## What to work on
What you return must match the records exactly.

(Stored records)
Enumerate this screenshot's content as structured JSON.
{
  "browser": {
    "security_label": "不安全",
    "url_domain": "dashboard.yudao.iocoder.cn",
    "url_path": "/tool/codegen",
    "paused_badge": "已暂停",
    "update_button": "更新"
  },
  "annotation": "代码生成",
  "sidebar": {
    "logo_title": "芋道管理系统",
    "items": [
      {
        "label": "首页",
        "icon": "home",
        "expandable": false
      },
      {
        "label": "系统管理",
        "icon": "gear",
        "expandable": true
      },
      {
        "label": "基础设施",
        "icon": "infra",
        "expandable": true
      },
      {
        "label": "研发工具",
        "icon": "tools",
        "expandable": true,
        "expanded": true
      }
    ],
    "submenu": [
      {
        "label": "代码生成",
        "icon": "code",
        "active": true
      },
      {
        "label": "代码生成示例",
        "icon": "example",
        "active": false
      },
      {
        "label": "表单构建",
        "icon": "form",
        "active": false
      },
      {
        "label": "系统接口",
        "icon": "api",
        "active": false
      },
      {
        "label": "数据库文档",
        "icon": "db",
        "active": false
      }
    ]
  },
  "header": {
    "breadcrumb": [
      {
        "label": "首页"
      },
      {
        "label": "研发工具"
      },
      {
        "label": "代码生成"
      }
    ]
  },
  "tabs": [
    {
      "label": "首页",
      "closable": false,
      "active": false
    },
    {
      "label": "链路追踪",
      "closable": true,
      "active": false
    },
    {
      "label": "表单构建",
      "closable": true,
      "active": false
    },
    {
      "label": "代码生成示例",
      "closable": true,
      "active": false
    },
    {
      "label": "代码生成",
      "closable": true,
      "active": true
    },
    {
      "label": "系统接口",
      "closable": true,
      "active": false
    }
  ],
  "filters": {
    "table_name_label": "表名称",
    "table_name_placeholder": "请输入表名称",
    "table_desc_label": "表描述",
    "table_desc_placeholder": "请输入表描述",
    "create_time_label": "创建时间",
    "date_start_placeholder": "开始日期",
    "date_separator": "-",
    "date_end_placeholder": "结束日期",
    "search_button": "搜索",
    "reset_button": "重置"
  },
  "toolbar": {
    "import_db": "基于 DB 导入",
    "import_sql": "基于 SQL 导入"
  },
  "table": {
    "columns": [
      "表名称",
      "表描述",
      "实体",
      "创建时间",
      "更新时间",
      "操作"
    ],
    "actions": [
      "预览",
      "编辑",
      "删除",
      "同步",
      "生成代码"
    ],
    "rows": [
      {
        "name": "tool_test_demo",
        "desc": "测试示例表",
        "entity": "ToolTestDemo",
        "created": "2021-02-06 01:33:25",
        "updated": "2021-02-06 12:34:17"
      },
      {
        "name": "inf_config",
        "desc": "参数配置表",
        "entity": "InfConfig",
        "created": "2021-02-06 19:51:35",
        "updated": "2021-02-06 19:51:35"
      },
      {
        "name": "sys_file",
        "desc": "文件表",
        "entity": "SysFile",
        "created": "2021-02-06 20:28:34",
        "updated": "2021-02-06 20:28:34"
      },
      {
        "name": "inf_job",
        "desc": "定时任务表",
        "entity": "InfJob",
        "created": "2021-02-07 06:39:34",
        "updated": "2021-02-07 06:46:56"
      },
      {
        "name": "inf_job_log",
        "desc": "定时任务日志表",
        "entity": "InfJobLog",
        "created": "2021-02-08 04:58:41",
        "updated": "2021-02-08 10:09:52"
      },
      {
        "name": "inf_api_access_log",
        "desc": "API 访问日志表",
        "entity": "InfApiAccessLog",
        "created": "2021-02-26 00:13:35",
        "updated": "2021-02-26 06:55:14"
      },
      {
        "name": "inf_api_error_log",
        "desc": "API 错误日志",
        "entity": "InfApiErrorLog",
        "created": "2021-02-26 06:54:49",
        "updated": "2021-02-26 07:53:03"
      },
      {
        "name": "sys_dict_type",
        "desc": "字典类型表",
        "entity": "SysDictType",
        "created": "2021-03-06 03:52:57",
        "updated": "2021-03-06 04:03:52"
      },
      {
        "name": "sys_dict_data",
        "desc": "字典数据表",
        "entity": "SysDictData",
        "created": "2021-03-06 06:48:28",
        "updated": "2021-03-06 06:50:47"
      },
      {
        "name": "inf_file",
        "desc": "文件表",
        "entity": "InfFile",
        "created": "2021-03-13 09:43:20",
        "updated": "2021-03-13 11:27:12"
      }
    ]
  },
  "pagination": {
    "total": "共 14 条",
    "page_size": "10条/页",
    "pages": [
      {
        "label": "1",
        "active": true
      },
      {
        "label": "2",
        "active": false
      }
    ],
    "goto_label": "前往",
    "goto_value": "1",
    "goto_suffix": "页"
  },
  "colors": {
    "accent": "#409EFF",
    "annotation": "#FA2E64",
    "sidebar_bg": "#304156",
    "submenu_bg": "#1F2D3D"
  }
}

## Output below
Enumerate this screenshot's content as structured JSON.
{
  "browser": {
    "security_label": "不安全",
    "url_domain": "dashboard.yudao.iocoder.cn",
    "url_path": "/tool/codegen",
    "paused_badge": "已暂停",
    "update_button": "更新"
  },
  "annotation": "代码生成",
  "sidebar": {
    "logo_title": "芋道管理系统",
    "items": [
      {
        "label": "首页",
        "icon": "home",
        "expandable": false
      },
      {
        "label": "系统管理",
        "icon": "gear",
        "expandable": true
      },
      {
        "label": "基础设施",
        "icon": "infra",
        "expandable": true
      },
      {
        "label": "研发工具",
        "icon": "tools",
        "expandable": true,
        "expanded": true
      }
    ],
    "submenu": [
      {
        "label": "代码生成",
        "icon": "code",
        "active": true
      },
      {
        "label": "代码生成示例",
        "icon": "example",
        "active": false
      },
      {
        "label": "表单构建",
        "icon": "form",
        "active": false
      },
      {
        "label": "系统接口",
        "icon": "api",
        "active": false
      },
      {
        "label": "数据库文档",
        "icon": "db",
        "active": false
      }
    ]
  },
  "header": {
    "breadcrumb": [
      {
        "label": "首页"
      },
      {
        "label": "研发工具"
      },
      {
        "label": "代码生成"
      }
    ]
  },
  "tabs": [
    {
      "label": "首页",
      "closable": false,
      "active": false
    },
    {
      "label": "链路追踪",
      "closable": true,
      "active": false
    },
    {
      "label": "表单构建",
      "closable": true,
      "active": false
    },
    {
      "label": "代码生成示例",
      "closable": true,
      "active": false
    },
    {
      "label": "代码生成",
      "closable": true,
      "active": true
    },
    {
      "label": "系统接口",
      "closable": true,
      "active": false
    }
  ],
  "filters": {
    "table_name_label": "表名称",
    "table_name_placeholder": "请输入表名称",
    "table_desc_label": "表描述",
    "table_desc_placeholder": "请输入表描述",
    "create_time_label": "创建时间",
    "date_start_placeholder": "开始日期",
    "date_separator": "-",
    "date_end_placeholder": "结束日期",
    "search_button": "搜索",
    "reset_button": "重置"
  },
  "toolbar": {
    "import_db": "基于 DB 导入",
    "import_sql": "基于 SQL 导入"
  },
  "table": {
    "columns": [
      "表名称",
      "表描述",
      "实体",
      "创建时间",
      "更新时间",
      "操作"
    ],
    "actions": [
      "预览",
      "编辑",
      "删除",
      "同步",
      "生成代码"
    ],
    "rows": [
      {
        "name": "tool_test_demo",
        "desc": "测试示例表",
        "entity": "ToolTestDemo",
        "created": "2021-02-06 01:33:25",
        "updated": "2021-02-06 12:34:17"
      },
      {
        "name": "inf_config",
        "desc": "参数配置表",
        "entity": "InfConfig",
        "created": "2021-02-06 19:51:35",
        "updated": "2021-02-06 19:51:35"
      },
      {
        "name": "sys_file",
        "desc": "文件表",
        "entity": "SysFile",
        "created": "2021-02-06 20:28:34",
        "updated": "2021-02-06 20:28:34"
      },
      {
        "name": "inf_job",
        "desc": "定时任务表",
        "entity": "InfJob",
        "created": "2021-02-07 06:39:34",
        "updated": "2021-02-07 06:46:56"
      },
      {
        "name": "inf_job_log",
        "desc": "定时任务日志表",
        "entity": "InfJobLog",
        "created": "2021-02-08 04:58:41",
        "updated": "2021-02-08 10:09:52"
      },
      {
        "name": "inf_api_access_log",
        "desc": "API 访问日志表",
        "entity": "InfApiAccessLog",
        "created": "2021-02-26 00:13:35",
        "updated": "2021-02-26 06:55:14"
      },
      {
        "name": "inf_api_error_log",
        "desc": "API 错误日志",
        "entity": "InfApiErrorLog",
        "created": "2021-02-26 06:54:49",
        "updated": "2021-02-26 07:53:03"
      },
      {
        "name": "sys_dict_type",
        "desc": "字典类型表",
        "entity": "SysDictType",
        "created": "2021-03-06 03:52:57",
        "updated": "2021-03-06 04:03:52"
      },
      {
        "name": "sys_dict_data",
        "desc": "字典数据表",
        "entity": "SysDictData",
        "created": "2021-03-06 06:48:28",
        "updated": "2021-03-06 06:50:47"
      },
      {
        "name": "inf_file",
        "desc": "文件表",
        "entity": "InfFile",
        "created": "2021-03-13 09:43:20",
        "updated": "2021-03-13 11:27:12"
      }
    ]
  },
  "pagination": {
    "total": "共 14 条",
    "page_size": "10条/页",
    "pages": [
      {
        "label": "1",
        "active": true
      },
      {
        "label": "2",
        "active": false
      }
    ],
    "goto_label": "前往",
    "goto_value": "1",
    "goto_suffix": "页"
  },
  "colors": {
    "accent": "#409EFF",
    "annotation": "#FA2E64",
    "sidebar_bg": "#304156",
    "submenu_bg": "#1F2D3D"
  }
}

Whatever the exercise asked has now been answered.